Data =>
►
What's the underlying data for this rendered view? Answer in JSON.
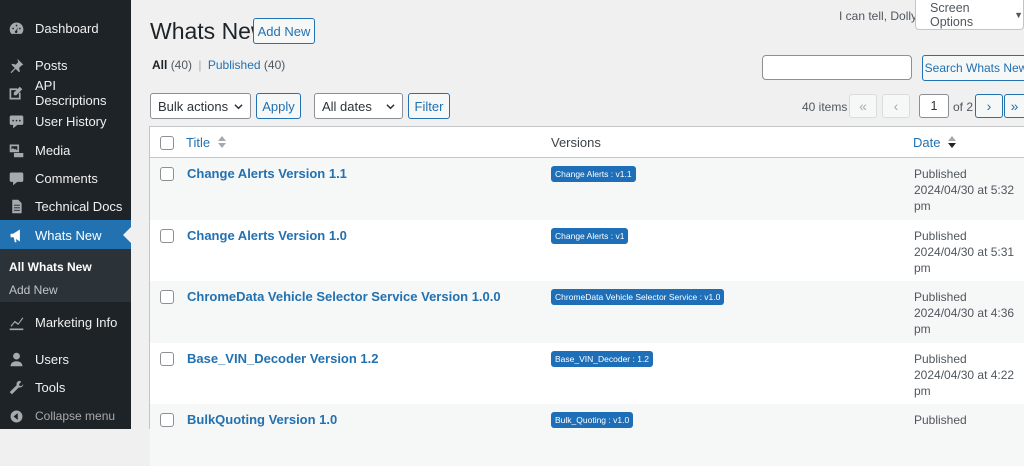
{
  "sidebar": {
    "items": [
      {
        "label": "Dashboard",
        "icon": "dashboard-icon"
      },
      {
        "label": "Posts",
        "icon": "pin-icon"
      },
      {
        "label": "API Descriptions",
        "icon": "edit-icon"
      },
      {
        "label": "User History",
        "icon": "comment-icon"
      },
      {
        "label": "Media",
        "icon": "media-icon"
      },
      {
        "label": "Comments",
        "icon": "comment-icon"
      },
      {
        "label": "Technical Docs",
        "icon": "document-icon"
      },
      {
        "label": "Whats New",
        "icon": "megaphone-icon"
      },
      {
        "label": "Marketing Info",
        "icon": "chart-icon"
      },
      {
        "label": "Users",
        "icon": "users-icon"
      },
      {
        "label": "Tools",
        "icon": "wrench-icon"
      }
    ],
    "submenu": [
      "All Whats New",
      "Add New"
    ],
    "collapse": "Collapse menu"
  },
  "header": {
    "title": "Whats New",
    "add_new": "Add New",
    "greeting": "I can tell, Dolly",
    "screen_options": "Screen Options"
  },
  "views": {
    "all": "All",
    "all_count": "(40)",
    "sep": "|",
    "published": "Published",
    "published_count": "(40)"
  },
  "search": {
    "button": "Search Whats New"
  },
  "toolbar": {
    "bulk_actions": "Bulk actions",
    "apply": "Apply",
    "dates": "All dates",
    "filter": "Filter",
    "items_count": "40 items",
    "first": "«",
    "prev": "‹",
    "current_page": "1",
    "of_pages": "of 2",
    "next": "›",
    "last": "»"
  },
  "table": {
    "columns": {
      "title": "Title",
      "versions": "Versions",
      "date": "Date"
    },
    "rows": [
      {
        "title": "Change Alerts Version 1.1",
        "version": "Change Alerts : v1.1",
        "status": "Published",
        "date": "2024/04/30 at 5:32",
        "time_suffix": "pm"
      },
      {
        "title": "Change Alerts Version 1.0",
        "version": "Change Alerts : v1",
        "status": "Published",
        "date": "2024/04/30 at 5:31",
        "time_suffix": "pm"
      },
      {
        "title": "ChromeData Vehicle Selector Service Version 1.0.0",
        "version": "ChromeData Vehicle Selector Service : v1.0",
        "status": "Published",
        "date": "2024/04/30 at 4:36",
        "time_suffix": "pm"
      },
      {
        "title": "Base_VIN_Decoder Version 1.2",
        "version": "Base_VIN_Decoder : 1.2",
        "status": "Published",
        "date": "2024/04/30 at 4:22",
        "time_suffix": "pm"
      },
      {
        "title": "BulkQuoting Version 1.0",
        "version": "Bulk_Quoting : v1.0",
        "status": "Published",
        "date": "",
        "time_suffix": ""
      }
    ]
  },
  "colors": {
    "sidebar_bg": "#1d2327",
    "accent": "#2271b1",
    "badge": "#1e6fb8"
  }
}
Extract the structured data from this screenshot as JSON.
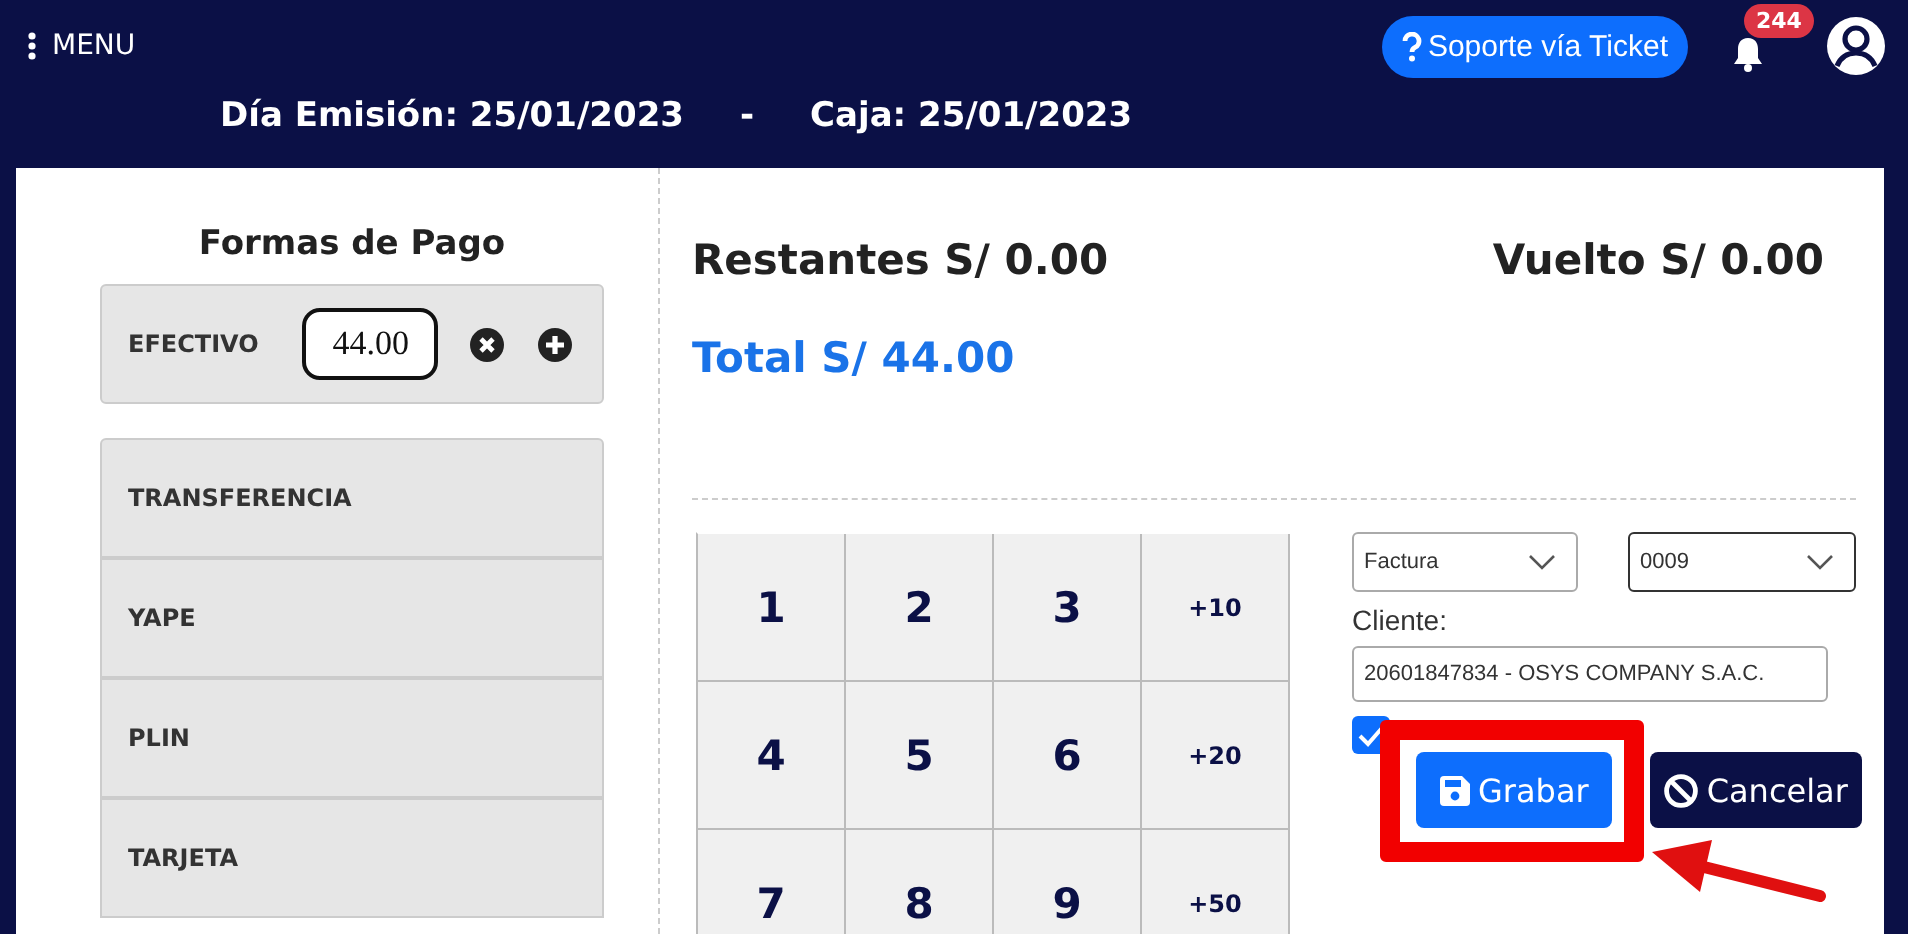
{
  "header": {
    "menu_label": "MENU",
    "support_button": "Soporte vía Ticket",
    "notification_count": "244",
    "issue_date": "Día Emisión: 25/01/2023",
    "separator": "-",
    "cash_date": "Caja: 25/01/2023"
  },
  "payment": {
    "title": "Formas de Pago",
    "methods": [
      {
        "name": "EFECTIVO",
        "kind": "active",
        "amount": "44.00"
      },
      {
        "name": "TRANSFERENCIA",
        "kind": "option"
      },
      {
        "name": "YAPE",
        "kind": "option"
      },
      {
        "name": "PLIN",
        "kind": "option"
      },
      {
        "name": "TARJETA",
        "kind": "option"
      }
    ]
  },
  "summary": {
    "remaining": "Restantes S/ 0.00",
    "change": "Vuelto S/ 0.00",
    "total": "Total S/ 44.00"
  },
  "keypad": {
    "keys": [
      "1",
      "2",
      "3",
      "+10",
      "4",
      "5",
      "6",
      "+20",
      "7",
      "8",
      "9",
      "+50"
    ]
  },
  "form": {
    "document_type": "Factura",
    "series": "0009",
    "client_label": "Cliente:",
    "client_value": "20601847834 - OSYS COMPANY S.A.C.",
    "checkbox": {
      "checked": true
    },
    "save_button": "Grabar",
    "cancel_button": "Cancelar"
  }
}
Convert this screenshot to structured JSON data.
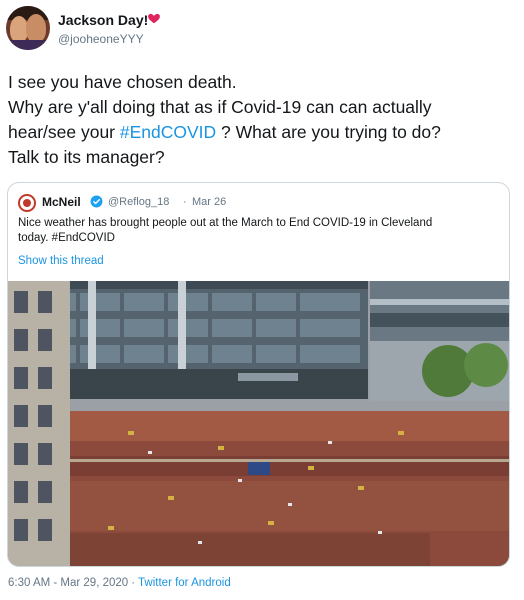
{
  "author": {
    "display_name": "Jackson Day!",
    "handle": "@jooheoneYYY",
    "badge_icon": "heart-icon",
    "badge_color": "#e0245e"
  },
  "tweet": {
    "text_lines": [
      "I see you have chosen death.",
      "Why are y'all doing that as if Covid-19 can can actually",
      "hear/see your ",
      "#EndCOVID",
      " ? What are you trying to do?",
      "Talk to its manager?"
    ]
  },
  "quoted": {
    "display_name": "McNeil",
    "verified_icon": "verified-icon",
    "handle": "@Reflog_18",
    "separator": "·",
    "date": "Mar 26",
    "text_lines": [
      "Nice weather has brought people out at the March to End COVID-19 in Cleveland",
      "today. #EndCOVID"
    ],
    "show_thread": "Show this thread",
    "photo_icon": "crowd-photo"
  },
  "footer": {
    "timestamp": "6:30 AM - Mar 29, 2020",
    "separator": "·",
    "source": "Twitter for Android"
  },
  "colors": {
    "link": "#1b95e0",
    "secondary_text": "#657786",
    "border": "#ccd6dd"
  }
}
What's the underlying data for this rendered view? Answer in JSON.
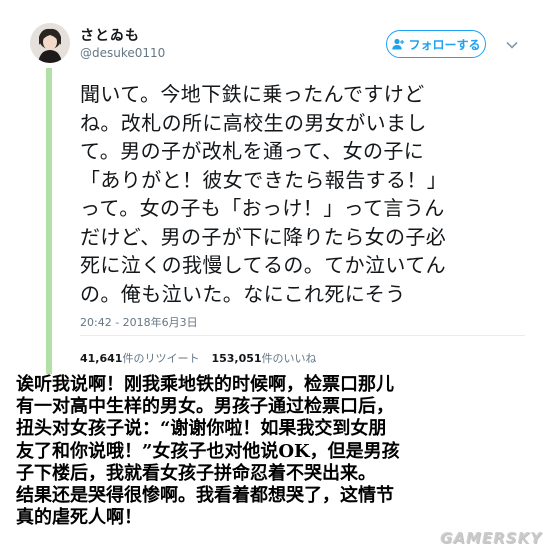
{
  "tweet": {
    "user": {
      "display_name": "さとゐも",
      "handle": "@desuke0110"
    },
    "follow_button_label": "フォローする",
    "text_lines": [
      "聞いて。今地下鉄に乗ったんですけど",
      "ね。改札の所に高校生の男女がいまし",
      "て。男の子が改札を通って、女の子に",
      "「ありがと！彼女できたら報告する！」",
      "って。女の子も「おっけ！」って言うん",
      "だけど、男の子が下に降りたら女の子必",
      "死に泣くの我慢してるの。てか泣いてん",
      "の。俺も泣いた。なにこれ死にそう"
    ],
    "timestamp": "20:42 - 2018年6月3日",
    "stats": {
      "retweets_count": "41,641",
      "retweets_label": "件のリツイート",
      "likes_count": "153,051",
      "likes_label": "件のいいね"
    }
  },
  "translation_lines": [
    "诶听我说啊！刚我乘地铁的时候啊，检票口那儿",
    "有一对高中生样的男女。男孩子通过检票口后，",
    "扭头对女孩子说：“谢谢你啦！如果我交到女朋",
    "友了和你说哦！”女孩子也对他说OK，但是男孩",
    "子下楼后，我就看女孩子拼命忍着不哭出来。",
    "结果还是哭得很惨啊。我看着都想哭了，这情节",
    "真的虐死人啊！"
  ],
  "watermark": "GAMERSKY",
  "colors": {
    "twitter_blue": "#1da1f2",
    "secondary_text": "#657786",
    "primary_text": "#14171a",
    "thread_bar": "#b3e0a6"
  },
  "icons": {
    "follow": "add-user-icon",
    "more": "chevron-down-icon",
    "avatar": "user-avatar"
  }
}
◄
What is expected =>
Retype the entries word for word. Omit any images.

Completed task =>
What's the underlying data for this rendered view? Answer in JSON.
{
  "sidebar": {
    "items": [
      {
        "label": "Dashboard",
        "icon": "dashboard-icon"
      },
      {
        "label": "Posts",
        "icon": "pin-icon"
      },
      {
        "label": "API Descriptions",
        "icon": "edit-icon"
      },
      {
        "label": "User History",
        "icon": "comment-icon"
      },
      {
        "label": "Media",
        "icon": "media-icon"
      },
      {
        "label": "Comments",
        "icon": "comment-icon"
      },
      {
        "label": "Technical Docs",
        "icon": "document-icon"
      },
      {
        "label": "Whats New",
        "icon": "megaphone-icon"
      },
      {
        "label": "Marketing Info",
        "icon": "chart-icon"
      },
      {
        "label": "Users",
        "icon": "users-icon"
      },
      {
        "label": "Tools",
        "icon": "wrench-icon"
      }
    ],
    "submenu": [
      "All Whats New",
      "Add New"
    ],
    "collapse": "Collapse menu"
  },
  "header": {
    "title": "Whats New",
    "add_new": "Add New",
    "greeting": "I can tell, Dolly",
    "screen_options": "Screen Options"
  },
  "views": {
    "all": "All",
    "all_count": "(40)",
    "sep": "|",
    "published": "Published",
    "published_count": "(40)"
  },
  "search": {
    "button": "Search Whats New"
  },
  "toolbar": {
    "bulk_actions": "Bulk actions",
    "apply": "Apply",
    "dates": "All dates",
    "filter": "Filter",
    "items_count": "40 items",
    "first": "«",
    "prev": "‹",
    "current_page": "1",
    "of_pages": "of 2",
    "next": "›",
    "last": "»"
  },
  "table": {
    "columns": {
      "title": "Title",
      "versions": "Versions",
      "date": "Date"
    },
    "rows": [
      {
        "title": "Change Alerts Version 1.1",
        "version": "Change Alerts : v1.1",
        "status": "Published",
        "date": "2024/04/30 at 5:32",
        "time_suffix": "pm"
      },
      {
        "title": "Change Alerts Version 1.0",
        "version": "Change Alerts : v1",
        "status": "Published",
        "date": "2024/04/30 at 5:31",
        "time_suffix": "pm"
      },
      {
        "title": "ChromeData Vehicle Selector Service Version 1.0.0",
        "version": "ChromeData Vehicle Selector Service : v1.0",
        "status": "Published",
        "date": "2024/04/30 at 4:36",
        "time_suffix": "pm"
      },
      {
        "title": "Base_VIN_Decoder Version 1.2",
        "version": "Base_VIN_Decoder : 1.2",
        "status": "Published",
        "date": "2024/04/30 at 4:22",
        "time_suffix": "pm"
      },
      {
        "title": "BulkQuoting Version 1.0",
        "version": "Bulk_Quoting : v1.0",
        "status": "Published",
        "date": "",
        "time_suffix": ""
      }
    ]
  },
  "colors": {
    "sidebar_bg": "#1d2327",
    "accent": "#2271b1",
    "badge": "#1e6fb8"
  }
}
Extract the structured data from this screenshot as JSON.
{
  "header": {
    "menu_label": "MENU",
    "support_button": "Soporte vía Ticket",
    "notification_count": "244",
    "issue_date": "Día Emisión: 25/01/2023",
    "separator": "-",
    "cash_date": "Caja: 25/01/2023"
  },
  "payment": {
    "title": "Formas de Pago",
    "methods": [
      {
        "name": "EFECTIVO",
        "kind": "active",
        "amount": "44.00"
      },
      {
        "name": "TRANSFERENCIA",
        "kind": "option"
      },
      {
        "name": "YAPE",
        "kind": "option"
      },
      {
        "name": "PLIN",
        "kind": "option"
      },
      {
        "name": "TARJETA",
        "kind": "option"
      }
    ]
  },
  "summary": {
    "remaining": "Restantes S/ 0.00",
    "change": "Vuelto S/ 0.00",
    "total": "Total S/ 44.00"
  },
  "keypad": {
    "keys": [
      "1",
      "2",
      "3",
      "+10",
      "4",
      "5",
      "6",
      "+20",
      "7",
      "8",
      "9",
      "+50"
    ]
  },
  "form": {
    "document_type": "Factura",
    "series": "0009",
    "client_label": "Cliente:",
    "client_value": "20601847834 - OSYS COMPANY S.A.C.",
    "checkbox": {
      "checked": true
    },
    "save_button": "Grabar",
    "cancel_button": "Cancelar"
  }
}
Convert this screenshot to structured JSON data.
{
  "author": {
    "display_name": "Jackson Day!",
    "handle": "@jooheoneYYY",
    "badge_icon": "heart-icon",
    "badge_color": "#e0245e"
  },
  "tweet": {
    "text_lines": [
      "I see you have chosen death.",
      "Why are y'all doing that as if Covid-19 can can actually",
      "hear/see your ",
      "#EndCOVID",
      " ? What are you trying to do?",
      "Talk to its manager?"
    ]
  },
  "quoted": {
    "display_name": "McNeil",
    "verified_icon": "verified-icon",
    "handle": "@Reflog_18",
    "separator": "·",
    "date": "Mar 26",
    "text_lines": [
      "Nice weather has brought people out at the March to End COVID-19 in Cleveland",
      "today. #EndCOVID"
    ],
    "show_thread": "Show this thread",
    "photo_icon": "crowd-photo"
  },
  "footer": {
    "timestamp": "6:30 AM - Mar 29, 2020",
    "separator": "·",
    "source": "Twitter for Android"
  },
  "colors": {
    "link": "#1b95e0",
    "secondary_text": "#657786",
    "border": "#ccd6dd"
  }
}
What's the underlying data for this rendered view? Answer in JSON.
{
  "tweet": {
    "user": {
      "display_name": "さとゐも",
      "handle": "@desuke0110"
    },
    "follow_button_label": "フォローする",
    "text_lines": [
      "聞いて。今地下鉄に乗ったんですけど",
      "ね。改札の所に高校生の男女がいまし",
      "て。男の子が改札を通って、女の子に",
      "「ありがと！彼女できたら報告する！」",
      "って。女の子も「おっけ！」って言うん",
      "だけど、男の子が下に降りたら女の子必",
      "死に泣くの我慢してるの。てか泣いてん",
      "の。俺も泣いた。なにこれ死にそう"
    ],
    "timestamp": "20:42 - 2018年6月3日",
    "stats": {
      "retweets_count": "41,641",
      "retweets_label": "件のリツイート",
      "likes_count": "153,051",
      "likes_label": "件のいいね"
    }
  },
  "translation_lines": [
    "诶听我说啊！刚我乘地铁的时候啊，检票口那儿",
    "有一对高中生样的男女。男孩子通过检票口后，",
    "扭头对女孩子说：“谢谢你啦！如果我交到女朋",
    "友了和你说哦！”女孩子也对他说OK，但是男孩",
    "子下楼后，我就看女孩子拼命忍着不哭出来。",
    "结果还是哭得很惨啊。我看着都想哭了，这情节",
    "真的虐死人啊！"
  ],
  "watermark": "GAMERSKY",
  "colors": {
    "twitter_blue": "#1da1f2",
    "secondary_text": "#657786",
    "primary_text": "#14171a",
    "thread_bar": "#b3e0a6"
  },
  "icons": {
    "follow": "add-user-icon",
    "more": "chevron-down-icon",
    "avatar": "user-avatar"
  }
}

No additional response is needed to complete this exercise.